[[ INPUT DATA open ]]
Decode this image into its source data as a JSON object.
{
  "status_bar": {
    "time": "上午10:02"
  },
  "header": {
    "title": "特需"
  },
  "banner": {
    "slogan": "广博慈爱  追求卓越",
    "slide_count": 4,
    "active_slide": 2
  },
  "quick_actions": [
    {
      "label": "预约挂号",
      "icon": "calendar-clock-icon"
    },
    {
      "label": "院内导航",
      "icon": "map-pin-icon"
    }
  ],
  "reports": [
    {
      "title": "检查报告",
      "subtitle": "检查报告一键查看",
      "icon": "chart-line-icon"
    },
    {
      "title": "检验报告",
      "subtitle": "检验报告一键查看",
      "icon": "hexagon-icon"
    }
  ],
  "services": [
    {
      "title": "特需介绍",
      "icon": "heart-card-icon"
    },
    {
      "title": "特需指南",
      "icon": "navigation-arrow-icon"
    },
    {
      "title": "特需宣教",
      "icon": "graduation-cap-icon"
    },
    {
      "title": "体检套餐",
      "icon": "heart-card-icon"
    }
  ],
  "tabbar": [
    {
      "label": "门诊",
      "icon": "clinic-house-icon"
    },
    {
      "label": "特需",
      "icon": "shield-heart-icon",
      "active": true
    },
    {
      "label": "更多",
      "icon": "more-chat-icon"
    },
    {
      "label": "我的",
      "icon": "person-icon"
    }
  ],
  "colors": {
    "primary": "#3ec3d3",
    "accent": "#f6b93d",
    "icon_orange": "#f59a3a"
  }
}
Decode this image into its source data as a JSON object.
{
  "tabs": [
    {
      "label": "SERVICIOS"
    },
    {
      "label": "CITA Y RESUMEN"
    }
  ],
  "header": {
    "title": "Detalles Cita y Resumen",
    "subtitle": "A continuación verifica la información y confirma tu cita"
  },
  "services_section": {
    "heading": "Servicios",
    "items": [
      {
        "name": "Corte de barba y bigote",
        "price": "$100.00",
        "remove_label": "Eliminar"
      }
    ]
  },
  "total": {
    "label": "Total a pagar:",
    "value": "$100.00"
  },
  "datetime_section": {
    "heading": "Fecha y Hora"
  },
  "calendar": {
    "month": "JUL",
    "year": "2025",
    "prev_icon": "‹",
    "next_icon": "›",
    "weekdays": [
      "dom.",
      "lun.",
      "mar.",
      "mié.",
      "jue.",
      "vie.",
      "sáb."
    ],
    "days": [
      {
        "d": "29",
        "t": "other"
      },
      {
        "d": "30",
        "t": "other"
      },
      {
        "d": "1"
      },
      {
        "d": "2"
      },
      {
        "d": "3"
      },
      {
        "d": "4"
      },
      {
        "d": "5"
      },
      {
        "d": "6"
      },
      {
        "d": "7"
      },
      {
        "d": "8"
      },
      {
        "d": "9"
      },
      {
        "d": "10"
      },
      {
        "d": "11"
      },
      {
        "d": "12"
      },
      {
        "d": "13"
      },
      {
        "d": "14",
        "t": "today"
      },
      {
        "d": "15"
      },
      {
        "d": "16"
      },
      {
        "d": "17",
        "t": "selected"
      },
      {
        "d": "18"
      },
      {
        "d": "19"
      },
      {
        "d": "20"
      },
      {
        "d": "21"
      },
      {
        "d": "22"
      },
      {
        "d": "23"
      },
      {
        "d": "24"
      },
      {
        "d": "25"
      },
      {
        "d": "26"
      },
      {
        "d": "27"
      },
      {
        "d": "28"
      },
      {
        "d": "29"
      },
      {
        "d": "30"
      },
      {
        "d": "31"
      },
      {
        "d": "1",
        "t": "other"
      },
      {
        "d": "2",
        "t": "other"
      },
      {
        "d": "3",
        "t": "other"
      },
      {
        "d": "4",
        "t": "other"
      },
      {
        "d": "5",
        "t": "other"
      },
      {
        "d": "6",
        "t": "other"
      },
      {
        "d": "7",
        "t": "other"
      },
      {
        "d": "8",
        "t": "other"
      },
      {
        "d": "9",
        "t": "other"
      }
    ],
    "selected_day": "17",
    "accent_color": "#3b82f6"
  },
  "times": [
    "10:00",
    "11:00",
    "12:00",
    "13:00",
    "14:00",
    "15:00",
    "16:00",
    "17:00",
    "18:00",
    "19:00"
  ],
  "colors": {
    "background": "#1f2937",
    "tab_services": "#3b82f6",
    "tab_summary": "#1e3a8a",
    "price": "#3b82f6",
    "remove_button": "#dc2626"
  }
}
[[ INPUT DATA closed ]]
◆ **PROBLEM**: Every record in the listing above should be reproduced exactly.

◆ **ANSWER TO THIS PROBLEM**:
Decode this image into its source data as a JSON object.
{
  "status_bar": {
    "time": "上午10:02"
  },
  "header": {
    "title": "特需"
  },
  "banner": {
    "slogan": "广博慈爱  追求卓越",
    "slide_count": 4,
    "active_slide": 2
  },
  "quick_actions": [
    {
      "label": "预约挂号",
      "icon": "calendar-clock-icon"
    },
    {
      "label": "院内导航",
      "icon": "map-pin-icon"
    }
  ],
  "reports": [
    {
      "title": "检查报告",
      "subtitle": "检查报告一键查看",
      "icon": "chart-line-icon"
    },
    {
      "title": "检验报告",
      "subtitle": "检验报告一键查看",
      "icon": "hexagon-icon"
    }
  ],
  "services": [
    {
      "title": "特需介绍",
      "icon": "heart-card-icon"
    },
    {
      "title": "特需指南",
      "icon": "navigation-arrow-icon"
    },
    {
      "title": "特需宣教",
      "icon": "graduation-cap-icon"
    },
    {
      "title": "体检套餐",
      "icon": "heart-card-icon"
    }
  ],
  "tabbar": [
    {
      "label": "门诊",
      "icon": "clinic-house-icon"
    },
    {
      "label": "特需",
      "icon": "shield-heart-icon",
      "active": true
    },
    {
      "label": "更多",
      "icon": "more-chat-icon"
    },
    {
      "label": "我的",
      "icon": "person-icon"
    }
  ],
  "colors": {
    "primary": "#3ec3d3",
    "accent": "#f6b93d",
    "icon_orange": "#f59a3a"
  }
}
Decode this image into its source data as a JSON object.
{
  "tabs": [
    {
      "label": "SERVICIOS"
    },
    {
      "label": "CITA Y RESUMEN"
    }
  ],
  "header": {
    "title": "Detalles Cita y Resumen",
    "subtitle": "A continuación verifica la información y confirma tu cita"
  },
  "services_section": {
    "heading": "Servicios",
    "items": [
      {
        "name": "Corte de barba y bigote",
        "price": "$100.00",
        "remove_label": "Eliminar"
      }
    ]
  },
  "total": {
    "label": "Total a pagar:",
    "value": "$100.00"
  },
  "datetime_section": {
    "heading": "Fecha y Hora"
  },
  "calendar": {
    "month": "JUL",
    "year": "2025",
    "prev_icon": "‹",
    "next_icon": "›",
    "weekdays": [
      "dom.",
      "lun.",
      "mar.",
      "mié.",
      "jue.",
      "vie.",
      "sáb."
    ],
    "days": [
      {
        "d": "29",
        "t": "other"
      },
      {
        "d": "30",
        "t": "other"
      },
      {
        "d": "1"
      },
      {
        "d": "2"
      },
      {
        "d": "3"
      },
      {
        "d": "4"
      },
      {
        "d": "5"
      },
      {
        "d": "6"
      },
      {
        "d": "7"
      },
      {
        "d": "8"
      },
      {
        "d": "9"
      },
      {
        "d": "10"
      },
      {
        "d": "11"
      },
      {
        "d": "12"
      },
      {
        "d": "13"
      },
      {
        "d": "14",
        "t": "today"
      },
      {
        "d": "15"
      },
      {
        "d": "16"
      },
      {
        "d": "17",
        "t": "selected"
      },
      {
        "d": "18"
      },
      {
        "d": "19"
      },
      {
        "d": "20"
      },
      {
        "d": "21"
      },
      {
        "d": "22"
      },
      {
        "d": "23"
      },
      {
        "d": "24"
      },
      {
        "d": "25"
      },
      {
        "d": "26"
      },
      {
        "d": "27"
      },
      {
        "d": "28"
      },
      {
        "d": "29"
      },
      {
        "d": "30"
      },
      {
        "d": "31"
      },
      {
        "d": "1",
        "t": "other"
      },
      {
        "d": "2",
        "t": "other"
      },
      {
        "d": "3",
        "t": "other"
      },
      {
        "d": "4",
        "t": "other"
      },
      {
        "d": "5",
        "t": "other"
      },
      {
        "d": "6",
        "t": "other"
      },
      {
        "d": "7",
        "t": "other"
      },
      {
        "d": "8",
        "t": "other"
      },
      {
        "d": "9",
        "t": "other"
      }
    ],
    "selected_day": "17",
    "accent_color": "#3b82f6"
  },
  "times": [
    "10:00",
    "11:00",
    "12:00",
    "13:00",
    "14:00",
    "15:00",
    "16:00",
    "17:00",
    "18:00",
    "19:00"
  ],
  "colors": {
    "background": "#1f2937",
    "tab_services": "#3b82f6",
    "tab_summary": "#1e3a8a",
    "price": "#3b82f6",
    "remove_button": "#dc2626"
  }
}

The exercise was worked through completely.